Collected data entries
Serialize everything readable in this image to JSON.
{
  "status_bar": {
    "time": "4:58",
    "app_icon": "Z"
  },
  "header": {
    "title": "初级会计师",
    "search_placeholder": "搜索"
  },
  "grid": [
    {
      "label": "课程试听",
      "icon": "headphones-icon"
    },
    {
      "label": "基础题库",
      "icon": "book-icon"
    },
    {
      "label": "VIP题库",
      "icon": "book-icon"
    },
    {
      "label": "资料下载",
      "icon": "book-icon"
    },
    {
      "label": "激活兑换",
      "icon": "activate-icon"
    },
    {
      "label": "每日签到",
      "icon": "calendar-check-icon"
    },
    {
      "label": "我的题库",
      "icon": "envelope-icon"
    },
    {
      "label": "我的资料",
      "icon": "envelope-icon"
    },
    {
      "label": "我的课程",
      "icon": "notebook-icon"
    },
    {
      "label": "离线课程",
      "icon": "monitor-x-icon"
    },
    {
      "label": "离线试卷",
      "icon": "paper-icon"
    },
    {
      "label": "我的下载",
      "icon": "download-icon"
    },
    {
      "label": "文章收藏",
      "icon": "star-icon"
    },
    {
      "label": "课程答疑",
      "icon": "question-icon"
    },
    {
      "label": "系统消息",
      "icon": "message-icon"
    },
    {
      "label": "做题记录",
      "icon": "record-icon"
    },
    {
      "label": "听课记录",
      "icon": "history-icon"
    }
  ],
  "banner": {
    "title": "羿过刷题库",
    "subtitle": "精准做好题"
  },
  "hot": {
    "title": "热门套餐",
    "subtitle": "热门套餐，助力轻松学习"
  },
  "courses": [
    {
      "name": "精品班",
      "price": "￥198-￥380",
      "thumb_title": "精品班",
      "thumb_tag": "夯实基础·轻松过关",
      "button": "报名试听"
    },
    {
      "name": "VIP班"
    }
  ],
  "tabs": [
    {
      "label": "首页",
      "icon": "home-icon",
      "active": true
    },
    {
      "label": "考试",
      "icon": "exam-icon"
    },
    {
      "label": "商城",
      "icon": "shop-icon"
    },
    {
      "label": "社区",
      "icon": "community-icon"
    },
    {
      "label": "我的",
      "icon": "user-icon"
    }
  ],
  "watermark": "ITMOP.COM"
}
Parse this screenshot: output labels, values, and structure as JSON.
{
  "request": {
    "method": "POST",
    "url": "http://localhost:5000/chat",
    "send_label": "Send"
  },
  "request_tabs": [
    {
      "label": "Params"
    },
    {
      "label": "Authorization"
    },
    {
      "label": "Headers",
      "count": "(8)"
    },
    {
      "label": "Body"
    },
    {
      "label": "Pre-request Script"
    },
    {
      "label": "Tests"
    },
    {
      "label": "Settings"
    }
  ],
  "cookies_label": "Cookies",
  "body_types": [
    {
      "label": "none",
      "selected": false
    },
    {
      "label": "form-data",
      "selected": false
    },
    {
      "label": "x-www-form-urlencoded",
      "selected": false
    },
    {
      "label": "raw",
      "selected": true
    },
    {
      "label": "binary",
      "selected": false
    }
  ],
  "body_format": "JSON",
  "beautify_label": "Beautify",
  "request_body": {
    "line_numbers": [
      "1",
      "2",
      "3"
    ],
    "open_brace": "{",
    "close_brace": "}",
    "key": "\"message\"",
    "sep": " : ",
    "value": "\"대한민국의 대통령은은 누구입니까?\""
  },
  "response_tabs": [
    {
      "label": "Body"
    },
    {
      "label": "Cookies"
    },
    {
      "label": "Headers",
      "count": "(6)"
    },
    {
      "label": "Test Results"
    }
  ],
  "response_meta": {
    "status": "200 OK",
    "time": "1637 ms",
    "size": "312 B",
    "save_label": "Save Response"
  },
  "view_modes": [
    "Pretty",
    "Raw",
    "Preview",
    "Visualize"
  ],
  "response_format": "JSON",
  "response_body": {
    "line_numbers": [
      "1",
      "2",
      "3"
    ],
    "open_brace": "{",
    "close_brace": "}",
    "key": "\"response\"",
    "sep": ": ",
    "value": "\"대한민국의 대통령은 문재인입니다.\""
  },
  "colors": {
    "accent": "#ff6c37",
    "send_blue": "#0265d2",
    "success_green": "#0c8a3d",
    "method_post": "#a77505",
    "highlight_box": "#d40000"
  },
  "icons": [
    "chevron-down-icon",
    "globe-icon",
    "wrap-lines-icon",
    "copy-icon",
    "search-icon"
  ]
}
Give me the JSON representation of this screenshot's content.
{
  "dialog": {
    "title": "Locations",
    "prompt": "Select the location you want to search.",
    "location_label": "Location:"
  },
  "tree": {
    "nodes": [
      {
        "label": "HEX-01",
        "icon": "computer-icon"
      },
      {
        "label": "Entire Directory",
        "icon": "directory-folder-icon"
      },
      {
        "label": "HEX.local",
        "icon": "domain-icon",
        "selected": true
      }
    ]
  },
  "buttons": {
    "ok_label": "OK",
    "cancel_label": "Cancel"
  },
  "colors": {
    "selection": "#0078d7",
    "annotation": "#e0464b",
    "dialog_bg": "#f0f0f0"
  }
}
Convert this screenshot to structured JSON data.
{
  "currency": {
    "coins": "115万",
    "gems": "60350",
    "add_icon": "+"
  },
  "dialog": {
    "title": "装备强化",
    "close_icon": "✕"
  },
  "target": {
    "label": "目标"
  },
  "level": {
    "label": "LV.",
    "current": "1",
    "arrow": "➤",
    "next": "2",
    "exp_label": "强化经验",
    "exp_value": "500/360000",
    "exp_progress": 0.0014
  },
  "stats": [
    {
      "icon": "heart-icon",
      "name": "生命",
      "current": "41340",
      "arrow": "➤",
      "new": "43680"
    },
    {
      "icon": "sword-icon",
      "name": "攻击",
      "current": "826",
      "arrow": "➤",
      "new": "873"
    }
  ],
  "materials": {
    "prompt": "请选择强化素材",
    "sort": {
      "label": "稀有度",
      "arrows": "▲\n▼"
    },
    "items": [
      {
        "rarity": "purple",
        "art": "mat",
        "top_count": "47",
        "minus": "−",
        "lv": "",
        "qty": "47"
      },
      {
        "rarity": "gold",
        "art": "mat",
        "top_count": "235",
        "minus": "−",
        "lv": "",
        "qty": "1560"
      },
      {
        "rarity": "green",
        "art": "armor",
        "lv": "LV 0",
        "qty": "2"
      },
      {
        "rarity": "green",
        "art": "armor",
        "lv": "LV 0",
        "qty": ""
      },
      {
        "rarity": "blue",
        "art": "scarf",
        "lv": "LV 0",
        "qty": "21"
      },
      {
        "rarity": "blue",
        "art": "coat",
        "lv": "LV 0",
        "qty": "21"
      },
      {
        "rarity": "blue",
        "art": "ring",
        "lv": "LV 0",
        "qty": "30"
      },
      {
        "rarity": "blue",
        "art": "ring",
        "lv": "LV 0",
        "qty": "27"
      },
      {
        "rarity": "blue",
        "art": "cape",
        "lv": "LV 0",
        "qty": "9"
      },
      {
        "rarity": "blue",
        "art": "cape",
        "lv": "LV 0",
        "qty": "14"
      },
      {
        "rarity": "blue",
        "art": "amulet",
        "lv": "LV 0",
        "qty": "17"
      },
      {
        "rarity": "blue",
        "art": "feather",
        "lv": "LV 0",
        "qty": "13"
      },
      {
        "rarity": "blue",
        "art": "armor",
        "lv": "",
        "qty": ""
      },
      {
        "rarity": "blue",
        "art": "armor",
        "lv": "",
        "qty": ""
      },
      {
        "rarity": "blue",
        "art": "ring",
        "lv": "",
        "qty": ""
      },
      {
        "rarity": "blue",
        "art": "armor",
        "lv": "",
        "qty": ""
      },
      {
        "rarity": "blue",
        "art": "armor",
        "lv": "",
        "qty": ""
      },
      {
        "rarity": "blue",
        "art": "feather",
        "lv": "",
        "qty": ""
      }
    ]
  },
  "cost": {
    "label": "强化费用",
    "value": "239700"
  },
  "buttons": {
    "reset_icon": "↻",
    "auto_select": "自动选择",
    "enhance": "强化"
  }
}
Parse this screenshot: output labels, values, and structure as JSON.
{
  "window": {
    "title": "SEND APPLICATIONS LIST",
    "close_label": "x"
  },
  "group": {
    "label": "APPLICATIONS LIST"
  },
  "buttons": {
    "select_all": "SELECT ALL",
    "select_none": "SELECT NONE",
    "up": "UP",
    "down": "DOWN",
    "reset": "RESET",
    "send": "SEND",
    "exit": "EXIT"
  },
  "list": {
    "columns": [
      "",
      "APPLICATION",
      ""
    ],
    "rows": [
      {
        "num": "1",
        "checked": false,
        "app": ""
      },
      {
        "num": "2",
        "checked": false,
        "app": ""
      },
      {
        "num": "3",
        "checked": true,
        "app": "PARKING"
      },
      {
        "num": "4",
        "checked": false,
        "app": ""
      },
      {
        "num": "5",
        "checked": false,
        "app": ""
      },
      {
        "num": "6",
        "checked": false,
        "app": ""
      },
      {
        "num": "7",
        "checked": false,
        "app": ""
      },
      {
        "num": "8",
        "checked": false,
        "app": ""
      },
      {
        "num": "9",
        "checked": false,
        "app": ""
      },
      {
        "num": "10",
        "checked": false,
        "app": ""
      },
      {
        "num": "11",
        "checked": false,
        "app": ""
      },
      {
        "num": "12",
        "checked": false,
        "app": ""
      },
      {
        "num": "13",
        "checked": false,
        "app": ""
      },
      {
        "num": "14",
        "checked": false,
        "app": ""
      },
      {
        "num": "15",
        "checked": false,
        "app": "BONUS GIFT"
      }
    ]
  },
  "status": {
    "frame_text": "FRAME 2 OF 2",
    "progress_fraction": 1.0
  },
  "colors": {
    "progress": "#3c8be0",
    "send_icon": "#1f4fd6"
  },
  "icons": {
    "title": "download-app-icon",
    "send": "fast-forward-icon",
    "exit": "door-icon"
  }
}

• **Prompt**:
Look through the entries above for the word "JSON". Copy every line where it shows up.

• **Answer section**:
Serialize everything readable in this image to JSON.
Parse this screenshot: output labels, values, and structure as JSON.
  "body_format": "JSON",
  "response_format": "JSON",
Give me the JSON representation of this screenshot's content.
Convert this screenshot to structured JSON data.
Parse this screenshot: output labels, values, and structure as JSON.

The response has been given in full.